Volume 2017, Article ID 1724581, 6 pages
Research Article

Pattern of Traditional Medicine Utilization among HIV/AIDS Patients on Antiretroviral Therapy at a University Hospital in Northwestern Ethiopia: A Cross-Sectional Study

1Department of Pharmacognosy, School of Pharmacy, College of Medicine and Health Sciences, University of Gondar, P.O. Box 196, Gondar, Ethiopia
2Department of Pharmaceutics and Social Pharmacy, School of Pharmacy, College of Health Sciences, Addis Ababa University, Addis Ababa, Ethiopia
3Department of Pharmacology and Clinical Pharmacy, School of Pharmacy, College of Health Sciences, Addis Ababa University, Addis Ababa, Ethiopia

Correspondence should be addressed to Abyot Endale Gurmu; moc.liamg@eladne.toyba

Received 4 November 2016; Revised 15 February 2017; Accepted 13 March 2017; Published 22 March 2017

Academic Editor: Oliver Micke

Copyright © 2017 Abyot Endale Gurmu et al. This is an open access article distributed under the Creative Commons Attribution License, which permits unrestricted use, distribution, and reproduction in any medium, provided the original work is properly cited.


The objective of this study was to assess traditional, complementary, and alternative medicine (TCAM) utilization pattern among HIV/AIDS patients on antiretroviral therapy at University of Gondar Comprehensive Specialized Hospital. Materials and Methods. Data on sociodemographic profile and clinical and TCAM utilization were collected using a structured, pretested questionnaire from April 01 to May 28, 2014, through interviews with patients. Data on CD4 count, HIV stage, and ART regimen were collected from patient records.
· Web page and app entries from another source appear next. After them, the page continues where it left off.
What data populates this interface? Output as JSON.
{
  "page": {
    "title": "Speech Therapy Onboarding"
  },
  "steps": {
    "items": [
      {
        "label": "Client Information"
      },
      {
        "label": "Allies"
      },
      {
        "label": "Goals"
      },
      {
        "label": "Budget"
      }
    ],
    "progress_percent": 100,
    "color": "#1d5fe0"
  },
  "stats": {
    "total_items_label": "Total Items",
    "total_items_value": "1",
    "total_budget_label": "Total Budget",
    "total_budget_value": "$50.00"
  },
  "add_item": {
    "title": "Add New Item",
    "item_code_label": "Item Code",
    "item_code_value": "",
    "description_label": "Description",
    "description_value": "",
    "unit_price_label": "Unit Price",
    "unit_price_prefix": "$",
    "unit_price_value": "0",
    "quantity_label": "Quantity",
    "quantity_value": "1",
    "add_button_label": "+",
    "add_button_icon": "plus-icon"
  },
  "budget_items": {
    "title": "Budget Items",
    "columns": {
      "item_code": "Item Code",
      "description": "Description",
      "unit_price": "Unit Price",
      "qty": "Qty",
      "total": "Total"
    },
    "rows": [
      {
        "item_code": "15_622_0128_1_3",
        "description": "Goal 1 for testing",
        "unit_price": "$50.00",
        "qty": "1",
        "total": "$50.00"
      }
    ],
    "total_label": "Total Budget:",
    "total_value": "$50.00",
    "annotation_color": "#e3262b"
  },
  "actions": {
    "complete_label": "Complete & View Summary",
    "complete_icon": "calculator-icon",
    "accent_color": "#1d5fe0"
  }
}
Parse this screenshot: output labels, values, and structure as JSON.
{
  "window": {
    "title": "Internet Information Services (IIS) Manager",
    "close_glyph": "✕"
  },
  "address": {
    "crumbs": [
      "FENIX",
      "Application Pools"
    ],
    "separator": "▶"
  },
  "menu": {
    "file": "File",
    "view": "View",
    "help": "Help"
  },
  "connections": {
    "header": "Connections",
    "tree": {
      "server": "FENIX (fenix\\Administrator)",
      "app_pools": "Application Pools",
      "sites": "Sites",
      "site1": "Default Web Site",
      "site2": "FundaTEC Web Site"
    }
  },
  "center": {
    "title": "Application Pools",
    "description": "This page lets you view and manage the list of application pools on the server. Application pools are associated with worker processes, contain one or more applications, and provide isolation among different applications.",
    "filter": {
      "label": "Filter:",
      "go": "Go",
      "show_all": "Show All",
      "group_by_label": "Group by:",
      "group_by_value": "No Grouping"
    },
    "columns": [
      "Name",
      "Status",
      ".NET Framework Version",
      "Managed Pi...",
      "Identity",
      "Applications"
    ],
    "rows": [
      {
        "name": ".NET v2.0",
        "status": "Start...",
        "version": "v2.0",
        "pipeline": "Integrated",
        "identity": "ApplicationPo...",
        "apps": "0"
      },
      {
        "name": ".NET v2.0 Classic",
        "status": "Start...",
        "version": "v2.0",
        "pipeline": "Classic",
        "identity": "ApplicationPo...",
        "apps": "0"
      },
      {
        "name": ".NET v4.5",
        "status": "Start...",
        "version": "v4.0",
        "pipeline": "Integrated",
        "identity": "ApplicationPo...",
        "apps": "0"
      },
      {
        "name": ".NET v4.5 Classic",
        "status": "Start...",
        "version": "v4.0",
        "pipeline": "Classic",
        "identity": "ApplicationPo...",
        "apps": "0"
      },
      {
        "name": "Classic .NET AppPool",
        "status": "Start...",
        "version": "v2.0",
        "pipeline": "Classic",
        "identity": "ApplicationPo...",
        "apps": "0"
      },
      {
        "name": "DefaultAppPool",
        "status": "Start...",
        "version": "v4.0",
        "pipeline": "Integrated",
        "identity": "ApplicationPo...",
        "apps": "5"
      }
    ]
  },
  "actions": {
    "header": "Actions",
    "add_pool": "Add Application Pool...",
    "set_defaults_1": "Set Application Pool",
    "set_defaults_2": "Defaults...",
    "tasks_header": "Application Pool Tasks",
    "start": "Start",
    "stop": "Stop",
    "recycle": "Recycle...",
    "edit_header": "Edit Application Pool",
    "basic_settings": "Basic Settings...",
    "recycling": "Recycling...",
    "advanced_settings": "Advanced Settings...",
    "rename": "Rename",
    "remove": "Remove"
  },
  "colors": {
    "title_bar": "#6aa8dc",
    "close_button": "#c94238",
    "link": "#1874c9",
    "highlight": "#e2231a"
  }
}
Analysis was conducted descriptively using SPSS version 20. Results. Of the 300 participants, 43.7% reported using TCAM, with the largest proportion of them from religious institutions (churches/mosques) (41.22%), followed by home prepared (32.82%) and traditional healers (16.03%). The leading forms of TCAM used were spiritual and herbal therapies constituting 56.49% and 36.64% of the patients, respectively. The most frequently used herbal products included Nigella sativa (22.92%) and Moringa oleifera (20.83%). Most of the patients (73.30%) using TCAM reported improvement in their conditions. Conclusions. TCAM utilization among HIV/AIDS patients on ART was common and different sources and types were used alongside ART, with improvement reported by most. Further research is needed to identify CAM therapies which may be used as adjunct treatments among these patients.